Brown and family believe MSU assumed he would sign with his hometown school simply because it was his hometown school, and thus didn't pursue him as hard as other prospects. The night Mississippi State lost any chance, Bulldogs WR coach Billy Gonzales made a home visit to Brown, called Mullen, and put the head coach on speakerphone. After a few minutes, Brown stood up and walked out, leaving Gonzales as the only audience to Mullen's pitch.
"I've got head coaches from everywhere coming to visit," Brown said, "but Dan Mullen couldn't drive five minutes?"
His ultimate decision put him in a very small club.
While some Starkville natives have gone on to play at Ole Miss after a JUCO stop, the list of recruits from Starkville who signed with the Rebels directly out of high school is a shorter one.
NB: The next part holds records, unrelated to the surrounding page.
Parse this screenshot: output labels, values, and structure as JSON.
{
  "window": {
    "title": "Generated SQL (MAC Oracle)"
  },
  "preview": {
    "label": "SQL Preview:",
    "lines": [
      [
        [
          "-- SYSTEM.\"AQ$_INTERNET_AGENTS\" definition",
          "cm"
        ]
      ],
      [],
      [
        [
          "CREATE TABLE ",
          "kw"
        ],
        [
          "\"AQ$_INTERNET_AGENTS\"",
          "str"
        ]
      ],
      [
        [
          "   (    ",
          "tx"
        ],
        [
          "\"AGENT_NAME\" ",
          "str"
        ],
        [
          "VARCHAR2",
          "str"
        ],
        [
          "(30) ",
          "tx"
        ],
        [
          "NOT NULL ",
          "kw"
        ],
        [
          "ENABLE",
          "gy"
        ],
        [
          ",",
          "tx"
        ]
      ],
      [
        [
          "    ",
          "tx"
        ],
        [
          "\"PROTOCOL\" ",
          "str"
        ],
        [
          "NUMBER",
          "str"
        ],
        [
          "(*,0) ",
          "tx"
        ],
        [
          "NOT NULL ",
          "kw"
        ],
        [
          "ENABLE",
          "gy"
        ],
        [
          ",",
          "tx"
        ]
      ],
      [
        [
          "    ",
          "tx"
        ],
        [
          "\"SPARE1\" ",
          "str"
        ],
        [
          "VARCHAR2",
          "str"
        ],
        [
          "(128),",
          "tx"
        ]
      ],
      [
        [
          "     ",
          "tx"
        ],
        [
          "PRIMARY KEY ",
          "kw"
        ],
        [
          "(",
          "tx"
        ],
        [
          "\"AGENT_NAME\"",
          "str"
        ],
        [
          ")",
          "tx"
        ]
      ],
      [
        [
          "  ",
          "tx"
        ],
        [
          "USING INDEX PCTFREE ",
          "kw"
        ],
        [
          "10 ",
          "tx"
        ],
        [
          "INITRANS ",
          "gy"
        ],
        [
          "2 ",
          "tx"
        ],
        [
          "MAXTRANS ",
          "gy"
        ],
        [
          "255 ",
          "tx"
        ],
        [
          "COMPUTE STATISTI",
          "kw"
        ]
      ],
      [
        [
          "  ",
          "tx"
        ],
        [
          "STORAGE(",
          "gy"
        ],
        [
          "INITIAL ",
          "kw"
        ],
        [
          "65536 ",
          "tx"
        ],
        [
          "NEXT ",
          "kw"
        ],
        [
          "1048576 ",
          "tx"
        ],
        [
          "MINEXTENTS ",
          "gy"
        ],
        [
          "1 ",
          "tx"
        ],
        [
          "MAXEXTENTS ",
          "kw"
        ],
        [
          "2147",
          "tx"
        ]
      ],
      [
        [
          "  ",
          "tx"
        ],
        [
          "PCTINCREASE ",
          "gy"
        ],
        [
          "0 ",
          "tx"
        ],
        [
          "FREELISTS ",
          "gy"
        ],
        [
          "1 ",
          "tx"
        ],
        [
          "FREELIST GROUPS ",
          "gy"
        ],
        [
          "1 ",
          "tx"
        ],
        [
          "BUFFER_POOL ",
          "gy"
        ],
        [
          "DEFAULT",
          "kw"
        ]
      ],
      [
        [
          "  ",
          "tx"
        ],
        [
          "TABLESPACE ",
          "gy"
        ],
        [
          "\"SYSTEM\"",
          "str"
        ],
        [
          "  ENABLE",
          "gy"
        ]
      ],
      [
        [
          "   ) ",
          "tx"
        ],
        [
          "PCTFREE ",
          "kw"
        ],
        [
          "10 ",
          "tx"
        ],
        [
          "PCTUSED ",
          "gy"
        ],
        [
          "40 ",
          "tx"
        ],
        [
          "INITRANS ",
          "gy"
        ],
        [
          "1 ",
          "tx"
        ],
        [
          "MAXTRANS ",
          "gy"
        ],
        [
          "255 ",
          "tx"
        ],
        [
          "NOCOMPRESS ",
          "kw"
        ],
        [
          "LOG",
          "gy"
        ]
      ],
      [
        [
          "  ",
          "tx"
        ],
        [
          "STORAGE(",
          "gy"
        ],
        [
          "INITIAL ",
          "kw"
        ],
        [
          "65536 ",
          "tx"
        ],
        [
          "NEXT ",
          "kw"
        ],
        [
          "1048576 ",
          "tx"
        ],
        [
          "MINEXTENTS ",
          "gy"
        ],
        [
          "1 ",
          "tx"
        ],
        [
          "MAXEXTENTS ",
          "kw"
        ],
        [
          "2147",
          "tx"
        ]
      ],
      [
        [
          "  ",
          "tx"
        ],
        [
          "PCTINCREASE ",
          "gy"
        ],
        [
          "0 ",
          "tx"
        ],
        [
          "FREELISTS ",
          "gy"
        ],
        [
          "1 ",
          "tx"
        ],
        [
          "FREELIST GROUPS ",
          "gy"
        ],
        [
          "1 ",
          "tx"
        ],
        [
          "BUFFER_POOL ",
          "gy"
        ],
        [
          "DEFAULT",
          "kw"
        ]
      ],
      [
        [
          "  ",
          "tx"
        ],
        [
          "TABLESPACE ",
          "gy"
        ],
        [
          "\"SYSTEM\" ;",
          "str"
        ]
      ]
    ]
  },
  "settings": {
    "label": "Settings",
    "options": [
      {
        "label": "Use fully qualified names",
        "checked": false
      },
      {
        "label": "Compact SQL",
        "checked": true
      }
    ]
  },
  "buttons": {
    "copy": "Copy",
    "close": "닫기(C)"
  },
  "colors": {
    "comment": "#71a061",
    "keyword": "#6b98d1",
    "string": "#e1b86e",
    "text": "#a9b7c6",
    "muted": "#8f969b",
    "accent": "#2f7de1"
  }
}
Given an average signing class of 25 recruits, around 375 Rebels signees separated Brown from the last person to take the same plunge. That's a drought of 15 years, and his name was Eric Rice.
The nephew of Hall of Fame WR Jerry Rice, Eric is now the head coach at Columbus High, just a half-hour east of Starkville. Sitting in the Columbus coach's office, shortly before an early-October practice, Rice recalls feeling -- just as Brown did -- that MSU saw him as an easy sign simply due to the hometown advantage. Two things, Rice said, made his experience more palpable than Brown's: the absence of social media, and his status as a recruit.
"No Twitter, no Instagram, no Facebook," he said. "And I was a three-star guy, so I mostly just got teasing from people I knew. If I was recruited like A.J. was, like a five-star, things might've been a little different."